The Queen became a great-grandmother with the birth of a girl to Autumn and Peter Phillips. Lady Antonia Fraser became a Dame in the New Year’s honours, as did the actress Harriet Walter. Peter Bottomley was knighted, as was Lord Weidenfeld, but William Shawcross was only appointed CBE. Gerry Rafferty, the singer, died, aged 63. Pete Postlethwaite, the actor, died, aged 64. Lord Strabolgi, the Labour hereditary peer died, aged 96. The Government predicted that 10 million people in Britain alive today will live to more than 100. Nigel Pargetter was controversially killed in a fall from the roof at Lower Loxley after 27 years in The Archers.
Abroad In Pakistan the Muttahida Quami Movement left the ruling coalition, removing the overall majority of the administration led by the Prime Minister, Yousuf Raza Gilani. Salman Taseer, the governor of Pakistan’s Punjab province, an opponent of the death penalty for blasphemy, was shot dead in Islamabad by his bodyguard.
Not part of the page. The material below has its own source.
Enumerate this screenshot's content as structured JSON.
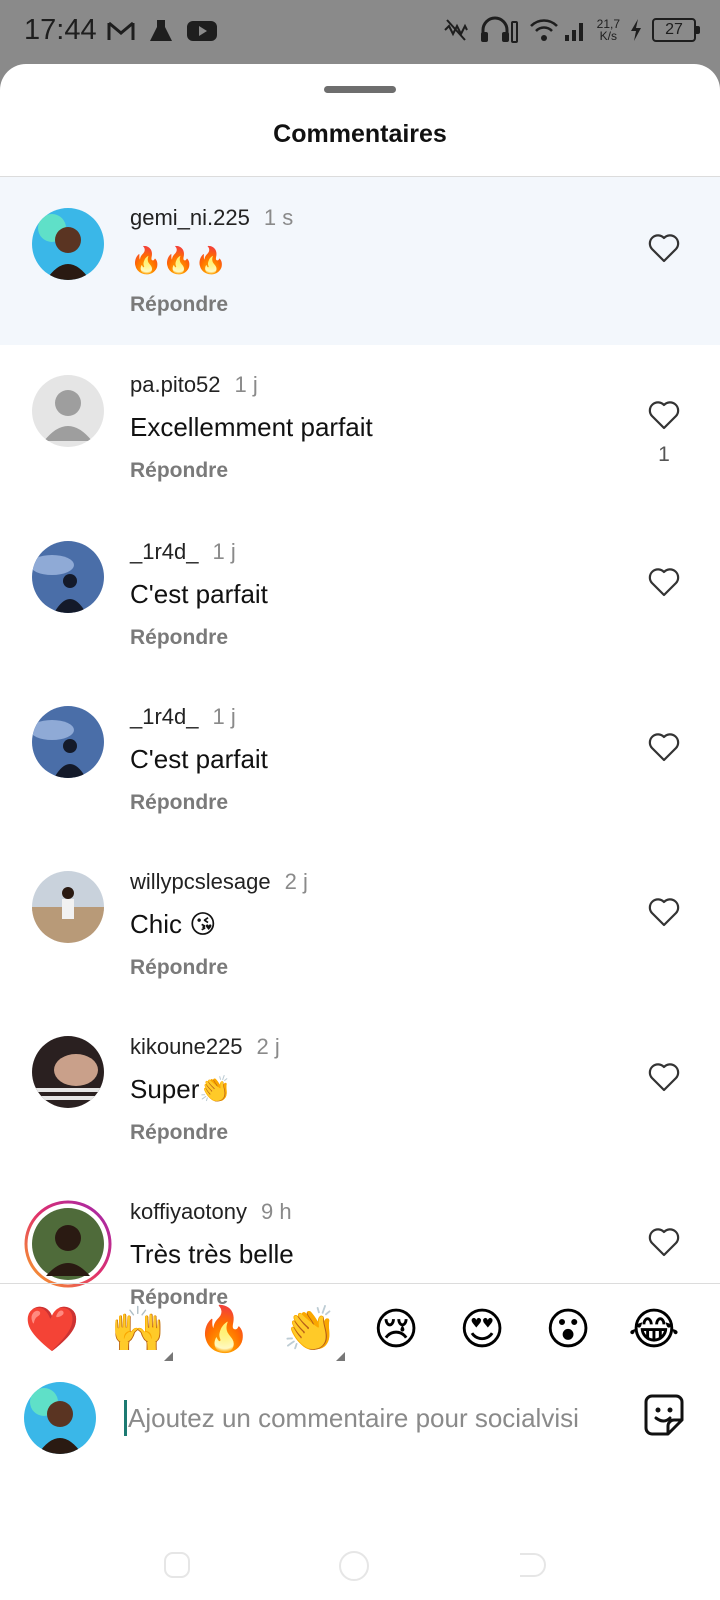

Three US drones killed at least 15 people in the North Waziristan tribal area of Pakistan. Amir Ali Hajizadeh, the head of the Iranian Revolutionary Guards’ air force wing, said that two ‘Western spy drones’ had been shot down in the Gulf, but America denied that any of theirs had been shot down. Li Keqiang, who is expected to become the premier of China in two years’ time, visited Europe and promised to buy Spanish bonds. An oil pipeline opened between Russia and China, through which 300,000 barrels a the spectator | 8 January 2011 | www.spectator.co.uk day are expected to flow. President Evo Morales of Bolivia undid 70 per cent increases in petrol prices after a week of transport strikes. In Macau, revenues from casino gambling rose by 57 per cent in the past year to £15.2 billion.
Abomb at a Coptic church in Alexandria during Mass on New Year’s Eve killed 21. Copts in France and Germany spoke of terrorist threats to their communities. Two employees of the British consulate in Jerusalem were arrested by Israeli police investigating a plot to fire a missile at a football stadium. The leaders of Benin, Cape Verde, Sierra Leone and Kenya met President Laurent Gbagbo of Ivory Coast and offered him amnesty if he recognised Alassane Ouattara as the winner of November’s elections, but he would not budge. Facebook, which overtook Google as the most visited website in America in 2010, raised $500 million of investment. A charger that will fit the 14 bestselling mobile phones is to be manufactured before the year is out.
In Queensland 200,000 people were affected by snake-infested floods, which covered an area the size of France and Germany. Germany called up its last 12,000 conscripts before the system ends in July. Greece said it would build an eight-mile fence along its border with Turkey at Orestiada to prevent illegal immigration. About 80 migrants, mostly from Ethiopia, drowned when their boats capsized off Yemen. More than 3,000 red-winged blackbirds fell in one evening on the city of Beebe, Arkansas. CSH